- _SUPPLIED DATA_:
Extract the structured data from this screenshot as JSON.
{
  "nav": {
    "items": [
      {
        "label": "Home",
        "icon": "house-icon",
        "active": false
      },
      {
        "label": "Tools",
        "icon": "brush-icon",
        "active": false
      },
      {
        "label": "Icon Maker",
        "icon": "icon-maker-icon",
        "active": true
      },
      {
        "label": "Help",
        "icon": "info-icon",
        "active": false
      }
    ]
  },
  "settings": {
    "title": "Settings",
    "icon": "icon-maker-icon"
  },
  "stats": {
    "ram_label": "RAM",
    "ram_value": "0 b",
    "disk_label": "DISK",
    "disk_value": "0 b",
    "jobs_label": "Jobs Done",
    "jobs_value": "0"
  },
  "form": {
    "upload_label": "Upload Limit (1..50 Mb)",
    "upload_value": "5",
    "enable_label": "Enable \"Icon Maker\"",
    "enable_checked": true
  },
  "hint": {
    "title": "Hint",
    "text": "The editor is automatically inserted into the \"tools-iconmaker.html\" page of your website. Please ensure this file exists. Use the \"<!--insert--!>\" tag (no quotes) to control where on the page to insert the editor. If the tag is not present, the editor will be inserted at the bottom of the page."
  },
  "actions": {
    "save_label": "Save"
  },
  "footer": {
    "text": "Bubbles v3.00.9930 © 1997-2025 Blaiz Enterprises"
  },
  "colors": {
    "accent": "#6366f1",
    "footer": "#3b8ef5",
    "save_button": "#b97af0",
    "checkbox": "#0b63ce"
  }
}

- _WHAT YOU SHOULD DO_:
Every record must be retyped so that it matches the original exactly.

- _SOLUTION FOR THIS TASK_:
Extract the structured data from this screenshot as JSON.
{
  "nav": {
    "items": [
      {
        "label": "Home",
        "icon": "house-icon",
        "active": false
      },
      {
        "label": "Tools",
        "icon": "brush-icon",
        "active": false
      },
      {
        "label": "Icon Maker",
        "icon": "icon-maker-icon",
        "active": true
      },
      {
        "label": "Help",
        "icon": "info-icon",
        "active": false
      }
    ]
  },
  "settings": {
    "title": "Settings",
    "icon": "icon-maker-icon"
  },
  "stats": {
    "ram_label": "RAM",
    "ram_value": "0 b",
    "disk_label": "DISK",
    "disk_value": "0 b",
    "jobs_label": "Jobs Done",
    "jobs_value": "0"
  },
  "form": {
    "upload_label": "Upload Limit (1..50 Mb)",
    "upload_value": "5",
    "enable_label": "Enable \"Icon Maker\"",
    "enable_checked": true
  },
  "hint": {
    "title": "Hint",
    "text": "The editor is automatically inserted into the \"tools-iconmaker.html\" page of your website. Please ensure this file exists. Use the \"<!--insert--!>\" tag (no quotes) to control where on the page to insert the editor. If the tag is not present, the editor will be inserted at the bottom of the page."
  },
  "actions": {
    "save_label": "Save"
  },
  "footer": {
    "text": "Bubbles v3.00.9930 © 1997-2025 Blaiz Enterprises"
  },
  "colors": {
    "accent": "#6366f1",
    "footer": "#3b8ef5",
    "save_button": "#b97af0",
    "checkbox": "#0b63ce"
  }
}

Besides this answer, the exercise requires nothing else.